_Assignment_:
Retyping the records exactly is the whole task.
*** Opening of Data ***
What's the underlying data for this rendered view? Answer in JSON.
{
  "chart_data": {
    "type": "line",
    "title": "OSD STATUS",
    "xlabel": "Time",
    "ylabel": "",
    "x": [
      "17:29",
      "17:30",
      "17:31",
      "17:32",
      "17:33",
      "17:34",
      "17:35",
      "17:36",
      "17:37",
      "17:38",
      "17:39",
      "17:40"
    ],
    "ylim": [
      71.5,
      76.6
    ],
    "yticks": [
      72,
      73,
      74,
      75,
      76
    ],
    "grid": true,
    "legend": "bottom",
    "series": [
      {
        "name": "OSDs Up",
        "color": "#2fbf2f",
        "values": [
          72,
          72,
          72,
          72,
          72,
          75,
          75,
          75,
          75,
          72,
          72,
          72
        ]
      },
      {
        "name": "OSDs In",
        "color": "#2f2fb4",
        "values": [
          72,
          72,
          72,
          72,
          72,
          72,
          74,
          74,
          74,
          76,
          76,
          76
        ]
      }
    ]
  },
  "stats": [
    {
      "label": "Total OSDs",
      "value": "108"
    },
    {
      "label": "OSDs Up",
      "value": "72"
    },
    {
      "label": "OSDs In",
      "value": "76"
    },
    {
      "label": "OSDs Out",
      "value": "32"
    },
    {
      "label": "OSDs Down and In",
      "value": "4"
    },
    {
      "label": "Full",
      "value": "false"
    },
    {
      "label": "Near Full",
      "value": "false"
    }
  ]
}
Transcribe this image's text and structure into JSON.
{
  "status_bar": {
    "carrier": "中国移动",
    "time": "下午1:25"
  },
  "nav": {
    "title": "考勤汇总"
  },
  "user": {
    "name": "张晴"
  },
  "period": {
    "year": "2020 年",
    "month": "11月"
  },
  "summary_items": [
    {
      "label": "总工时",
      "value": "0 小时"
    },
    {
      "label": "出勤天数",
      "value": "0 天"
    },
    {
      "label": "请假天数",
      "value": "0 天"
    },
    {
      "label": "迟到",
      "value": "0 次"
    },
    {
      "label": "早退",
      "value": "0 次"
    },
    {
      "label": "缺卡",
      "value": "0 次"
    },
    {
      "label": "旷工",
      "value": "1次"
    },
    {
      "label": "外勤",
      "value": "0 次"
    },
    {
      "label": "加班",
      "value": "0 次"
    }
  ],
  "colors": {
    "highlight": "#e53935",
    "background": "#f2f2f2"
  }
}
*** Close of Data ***
_Written solution_:
What's the underlying data for this rendered view? Answer in JSON.
{
  "chart_data": {
    "type": "line",
    "title": "OSD STATUS",
    "xlabel": "Time",
    "ylabel": "",
    "x": [
      "17:29",
      "17:30",
      "17:31",
      "17:32",
      "17:33",
      "17:34",
      "17:35",
      "17:36",
      "17:37",
      "17:38",
      "17:39",
      "17:40"
    ],
    "ylim": [
      71.5,
      76.6
    ],
    "yticks": [
      72,
      73,
      74,
      75,
      76
    ],
    "grid": true,
    "legend": "bottom",
    "series": [
      {
        "name": "OSDs Up",
        "color": "#2fbf2f",
        "values": [
          72,
          72,
          72,
          72,
          72,
          75,
          75,
          75,
          75,
          72,
          72,
          72
        ]
      },
      {
        "name": "OSDs In",
        "color": "#2f2fb4",
        "values": [
          72,
          72,
          72,
          72,
          72,
          72,
          74,
          74,
          74,
          76,
          76,
          76
        ]
      }
    ]
  },
  "stats": [
    {
      "label": "Total OSDs",
      "value": "108"
    },
    {
      "label": "OSDs Up",
      "value": "72"
    },
    {
      "label": "OSDs In",
      "value": "76"
    },
    {
      "label": "OSDs Out",
      "value": "32"
    },
    {
      "label": "OSDs Down and In",
      "value": "4"
    },
    {
      "label": "Full",
      "value": "false"
    },
    {
      "label": "Near Full",
      "value": "false"
    }
  ]
}
Transcribe this image's text and structure into JSON.
{
  "status_bar": {
    "carrier": "中国移动",
    "time": "下午1:25"
  },
  "nav": {
    "title": "考勤汇总"
  },
  "user": {
    "name": "张晴"
  },
  "period": {
    "year": "2020 年",
    "month": "11月"
  },
  "summary_items": [
    {
      "label": "总工时",
      "value": "0 小时"
    },
    {
      "label": "出勤天数",
      "value": "0 天"
    },
    {
      "label": "请假天数",
      "value": "0 天"
    },
    {
      "label": "迟到",
      "value": "0 次"
    },
    {
      "label": "早退",
      "value": "0 次"
    },
    {
      "label": "缺卡",
      "value": "0 次"
    },
    {
      "label": "旷工",
      "value": "1次"
    },
    {
      "label": "外勤",
      "value": "0 次"
    },
    {
      "label": "加班",
      "value": "0 次"
    }
  ],
  "colors": {
    "highlight": "#e53935",
    "background": "#f2f2f2"
  }
}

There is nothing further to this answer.